━━━ DATASET RECORDS ━━━
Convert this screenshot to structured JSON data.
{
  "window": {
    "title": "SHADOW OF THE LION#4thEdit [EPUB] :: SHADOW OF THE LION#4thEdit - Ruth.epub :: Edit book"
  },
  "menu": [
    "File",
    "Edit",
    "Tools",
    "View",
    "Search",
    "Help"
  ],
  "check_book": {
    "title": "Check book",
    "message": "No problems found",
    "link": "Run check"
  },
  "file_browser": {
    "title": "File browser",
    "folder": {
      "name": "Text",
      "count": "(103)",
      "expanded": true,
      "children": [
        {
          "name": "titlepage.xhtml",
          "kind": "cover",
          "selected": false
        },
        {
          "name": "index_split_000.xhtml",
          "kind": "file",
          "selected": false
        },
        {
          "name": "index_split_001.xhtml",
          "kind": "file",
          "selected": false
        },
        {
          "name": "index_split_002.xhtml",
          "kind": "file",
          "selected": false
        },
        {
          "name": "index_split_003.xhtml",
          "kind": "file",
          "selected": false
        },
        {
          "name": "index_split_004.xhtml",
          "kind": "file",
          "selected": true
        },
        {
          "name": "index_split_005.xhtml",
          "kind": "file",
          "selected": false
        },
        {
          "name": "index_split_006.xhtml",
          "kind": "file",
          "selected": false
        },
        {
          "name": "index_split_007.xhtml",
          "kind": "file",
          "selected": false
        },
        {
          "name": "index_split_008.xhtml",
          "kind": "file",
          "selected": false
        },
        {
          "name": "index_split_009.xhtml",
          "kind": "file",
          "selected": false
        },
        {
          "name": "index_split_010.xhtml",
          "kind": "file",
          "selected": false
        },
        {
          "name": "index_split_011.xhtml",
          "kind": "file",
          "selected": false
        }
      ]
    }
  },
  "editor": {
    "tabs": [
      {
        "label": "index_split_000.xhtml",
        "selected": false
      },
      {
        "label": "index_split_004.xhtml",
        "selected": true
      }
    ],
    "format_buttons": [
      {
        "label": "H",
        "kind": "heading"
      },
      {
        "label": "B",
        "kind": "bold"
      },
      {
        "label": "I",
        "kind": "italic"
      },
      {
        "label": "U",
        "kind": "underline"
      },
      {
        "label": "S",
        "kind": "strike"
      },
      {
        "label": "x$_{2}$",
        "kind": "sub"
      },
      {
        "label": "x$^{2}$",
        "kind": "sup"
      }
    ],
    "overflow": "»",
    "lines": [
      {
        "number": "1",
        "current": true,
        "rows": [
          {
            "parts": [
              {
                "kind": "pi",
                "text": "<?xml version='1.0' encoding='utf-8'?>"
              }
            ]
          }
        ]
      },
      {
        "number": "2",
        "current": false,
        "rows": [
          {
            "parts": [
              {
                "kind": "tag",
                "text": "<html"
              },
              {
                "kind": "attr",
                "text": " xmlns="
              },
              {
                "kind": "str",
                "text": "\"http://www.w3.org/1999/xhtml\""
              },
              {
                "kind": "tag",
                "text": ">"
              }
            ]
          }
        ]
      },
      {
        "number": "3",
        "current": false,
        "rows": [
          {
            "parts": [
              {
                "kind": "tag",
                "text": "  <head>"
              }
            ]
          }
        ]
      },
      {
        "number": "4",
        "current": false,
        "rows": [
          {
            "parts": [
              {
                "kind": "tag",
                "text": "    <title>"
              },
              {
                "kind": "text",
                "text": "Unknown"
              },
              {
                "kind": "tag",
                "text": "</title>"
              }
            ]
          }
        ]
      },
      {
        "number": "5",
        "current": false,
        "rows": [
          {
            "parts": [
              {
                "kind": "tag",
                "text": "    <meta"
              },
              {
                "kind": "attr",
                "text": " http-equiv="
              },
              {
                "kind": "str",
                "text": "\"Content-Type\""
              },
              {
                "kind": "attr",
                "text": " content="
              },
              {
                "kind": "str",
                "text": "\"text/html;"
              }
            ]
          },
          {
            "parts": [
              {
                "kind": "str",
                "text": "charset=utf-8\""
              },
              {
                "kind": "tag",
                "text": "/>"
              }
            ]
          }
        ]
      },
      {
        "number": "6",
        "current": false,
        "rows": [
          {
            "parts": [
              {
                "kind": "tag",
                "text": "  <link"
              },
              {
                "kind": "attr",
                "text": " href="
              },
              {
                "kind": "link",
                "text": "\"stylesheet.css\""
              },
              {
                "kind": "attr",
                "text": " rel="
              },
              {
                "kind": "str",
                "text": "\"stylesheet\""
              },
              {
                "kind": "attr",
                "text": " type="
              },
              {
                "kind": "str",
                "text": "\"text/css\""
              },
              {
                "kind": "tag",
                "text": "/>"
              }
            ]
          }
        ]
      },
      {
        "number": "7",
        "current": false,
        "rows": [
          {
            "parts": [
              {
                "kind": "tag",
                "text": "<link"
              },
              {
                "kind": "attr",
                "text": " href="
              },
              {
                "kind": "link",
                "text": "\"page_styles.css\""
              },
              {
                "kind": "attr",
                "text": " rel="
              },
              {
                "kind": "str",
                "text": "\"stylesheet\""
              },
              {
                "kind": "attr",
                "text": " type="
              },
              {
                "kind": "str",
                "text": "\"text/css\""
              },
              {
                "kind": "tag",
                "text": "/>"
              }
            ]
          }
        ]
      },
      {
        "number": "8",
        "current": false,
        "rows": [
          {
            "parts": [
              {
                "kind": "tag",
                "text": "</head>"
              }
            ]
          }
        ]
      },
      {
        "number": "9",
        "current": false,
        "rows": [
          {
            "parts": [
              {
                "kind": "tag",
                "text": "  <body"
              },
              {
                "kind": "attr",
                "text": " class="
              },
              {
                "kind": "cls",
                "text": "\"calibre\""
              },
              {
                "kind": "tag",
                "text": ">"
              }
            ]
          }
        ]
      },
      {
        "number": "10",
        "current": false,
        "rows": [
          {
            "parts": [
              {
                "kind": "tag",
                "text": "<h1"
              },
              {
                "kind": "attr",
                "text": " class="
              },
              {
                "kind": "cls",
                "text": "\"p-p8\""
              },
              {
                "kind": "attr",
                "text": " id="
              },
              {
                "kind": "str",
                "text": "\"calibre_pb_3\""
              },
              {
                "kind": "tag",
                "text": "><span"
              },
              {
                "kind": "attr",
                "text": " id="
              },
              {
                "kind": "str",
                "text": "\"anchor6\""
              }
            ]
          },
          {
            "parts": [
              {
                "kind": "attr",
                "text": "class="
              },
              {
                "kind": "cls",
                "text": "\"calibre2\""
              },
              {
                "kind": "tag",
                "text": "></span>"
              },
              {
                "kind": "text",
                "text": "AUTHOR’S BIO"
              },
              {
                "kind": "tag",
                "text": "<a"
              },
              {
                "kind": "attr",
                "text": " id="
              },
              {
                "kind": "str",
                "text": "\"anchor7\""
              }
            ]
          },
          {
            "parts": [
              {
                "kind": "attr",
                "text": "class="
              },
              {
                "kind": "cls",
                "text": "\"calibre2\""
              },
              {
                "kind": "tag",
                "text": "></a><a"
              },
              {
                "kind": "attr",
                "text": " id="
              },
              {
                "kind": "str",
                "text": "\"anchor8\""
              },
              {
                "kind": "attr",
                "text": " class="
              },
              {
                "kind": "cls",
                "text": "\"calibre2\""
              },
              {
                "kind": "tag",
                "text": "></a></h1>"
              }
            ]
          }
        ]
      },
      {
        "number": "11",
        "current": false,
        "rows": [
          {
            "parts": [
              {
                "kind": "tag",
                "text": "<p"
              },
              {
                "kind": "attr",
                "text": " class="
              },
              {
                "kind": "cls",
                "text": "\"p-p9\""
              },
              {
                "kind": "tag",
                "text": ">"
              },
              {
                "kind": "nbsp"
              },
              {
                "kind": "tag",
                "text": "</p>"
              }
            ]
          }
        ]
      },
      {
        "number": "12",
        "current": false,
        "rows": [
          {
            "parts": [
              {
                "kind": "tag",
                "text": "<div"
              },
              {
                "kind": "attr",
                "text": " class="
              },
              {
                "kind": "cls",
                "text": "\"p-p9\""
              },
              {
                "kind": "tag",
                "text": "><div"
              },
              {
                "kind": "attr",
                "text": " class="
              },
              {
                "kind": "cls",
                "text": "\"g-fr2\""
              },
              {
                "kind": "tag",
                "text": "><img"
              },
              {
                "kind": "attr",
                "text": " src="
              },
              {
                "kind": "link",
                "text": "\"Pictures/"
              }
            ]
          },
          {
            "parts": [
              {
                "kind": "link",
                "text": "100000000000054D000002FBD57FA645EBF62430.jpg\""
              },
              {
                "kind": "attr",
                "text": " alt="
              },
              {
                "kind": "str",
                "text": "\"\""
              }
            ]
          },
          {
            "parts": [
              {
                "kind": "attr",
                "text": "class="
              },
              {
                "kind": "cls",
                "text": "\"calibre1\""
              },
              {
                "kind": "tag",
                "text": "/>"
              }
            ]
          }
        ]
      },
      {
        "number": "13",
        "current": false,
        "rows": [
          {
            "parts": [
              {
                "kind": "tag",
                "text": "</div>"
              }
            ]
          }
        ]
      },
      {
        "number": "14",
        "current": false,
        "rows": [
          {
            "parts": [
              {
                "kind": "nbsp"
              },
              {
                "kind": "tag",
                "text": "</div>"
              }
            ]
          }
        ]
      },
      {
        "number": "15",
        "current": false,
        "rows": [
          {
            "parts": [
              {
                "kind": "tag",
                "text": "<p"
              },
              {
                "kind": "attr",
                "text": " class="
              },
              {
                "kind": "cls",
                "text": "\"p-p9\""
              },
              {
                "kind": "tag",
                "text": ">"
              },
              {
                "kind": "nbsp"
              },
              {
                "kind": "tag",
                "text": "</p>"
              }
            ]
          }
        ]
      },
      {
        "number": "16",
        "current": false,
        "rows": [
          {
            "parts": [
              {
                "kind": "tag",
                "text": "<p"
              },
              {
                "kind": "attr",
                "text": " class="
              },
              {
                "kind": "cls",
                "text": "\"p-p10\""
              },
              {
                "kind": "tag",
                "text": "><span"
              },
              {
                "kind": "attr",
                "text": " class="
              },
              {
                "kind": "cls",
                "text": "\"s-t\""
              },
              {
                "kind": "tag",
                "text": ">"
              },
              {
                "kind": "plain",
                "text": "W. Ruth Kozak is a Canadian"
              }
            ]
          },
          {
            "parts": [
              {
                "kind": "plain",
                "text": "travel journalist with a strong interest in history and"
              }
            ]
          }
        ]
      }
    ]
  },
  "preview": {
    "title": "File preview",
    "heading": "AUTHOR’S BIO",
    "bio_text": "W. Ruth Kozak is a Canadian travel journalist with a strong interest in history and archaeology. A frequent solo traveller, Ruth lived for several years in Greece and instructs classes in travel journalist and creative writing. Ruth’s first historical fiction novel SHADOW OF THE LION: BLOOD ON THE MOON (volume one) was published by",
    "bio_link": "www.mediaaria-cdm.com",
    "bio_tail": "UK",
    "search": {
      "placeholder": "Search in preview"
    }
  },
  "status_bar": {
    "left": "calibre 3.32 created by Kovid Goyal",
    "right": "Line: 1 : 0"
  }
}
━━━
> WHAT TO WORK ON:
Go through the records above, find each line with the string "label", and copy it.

> OUTPUT FOR THIS TASK:
        "label": "index_split_000.xhtml",
        "label": "index_split_004.xhtml",
        "label": "H",
        "label": "B",
        "label": "I",
        "label": "U",
        "label": "S",
        "label": "x$_{2}$",
        "label": "x$^{2}$",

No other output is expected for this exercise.